Stealth ships with a turnkey hardware appliance along with various client licensing options. You also need to set up encryption certificates with Stealth’s specialized Windows certificate authority, along with creating the communities of interest.
We tested Stealth using a collection of pre-set virtual Windows 2008 R2 Servers and Windows 7 desktops, along with a sample XP machine. Unisys set all this up for us, but we spent some time looking over the various configurations to make sure they weren’t trying to hide anything.
While the product works as advertised, the configuration screens are somewhat obtuse, and you have a two-step process to save and then commit any of your changes to the Stealth server. All the configuration parameters make extensive use of XML schemas, which could be an issue if you need to do extensive debugging. Unisys is working on a better and clearer interface.

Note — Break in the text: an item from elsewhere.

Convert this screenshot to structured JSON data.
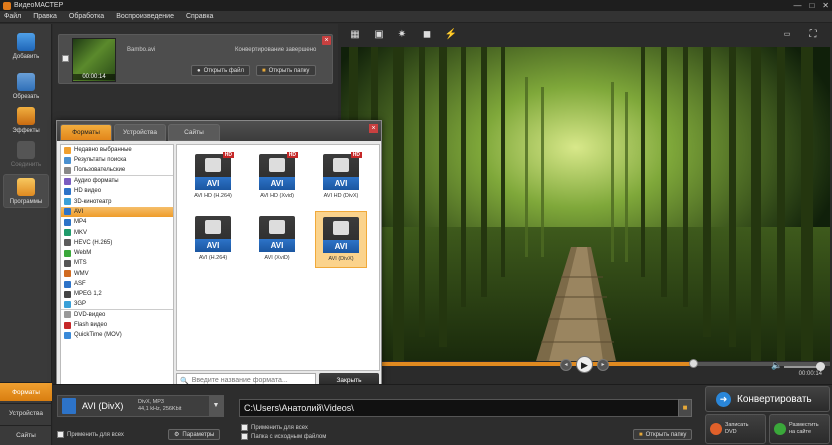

We pulled the network connection on the Stealth server and within a few minutes all communications stopped between two PCs that had been talking to each other over the Stealth encrypted channel. This means you want your Stealth server protected from power and network outages, otherwise you will have your users calling you when it is disconnected.
Another downside is if users have administrative rights to their PCs they could easily or inadvertently turn off the Stealth features, if they know where to look. A much better option is to make use of managed PCs or to provide tighter access rights so that users can’t change their configurations so readily.
You also want to make sure that you understand what network resources you are hiding and which ones you might need for non-stealthy activities, such as obtaining DNS lookups or authenticating yourself at login time or running other protocols that don’t need the extra protection.
Stealth comes in several packaging options, including a more secure VPN tunnel, a matched pair to extend its encryption to a remote site across the Internet, and versions that can secure remote access via USB keys and mobile phones. The entry-level cost is $30,000 although these options can quickly double this price.
Stealth is an interesting product that might just be a great way to hide from hackers.
Strom is the founding editor-in-chief of Network Computing magazine and has written thousands of magazine articles and two books on various IT and networking topics. His blog can be found at strominator.com and you can follow him on Twitter @dstrom. He lives in St. Louis.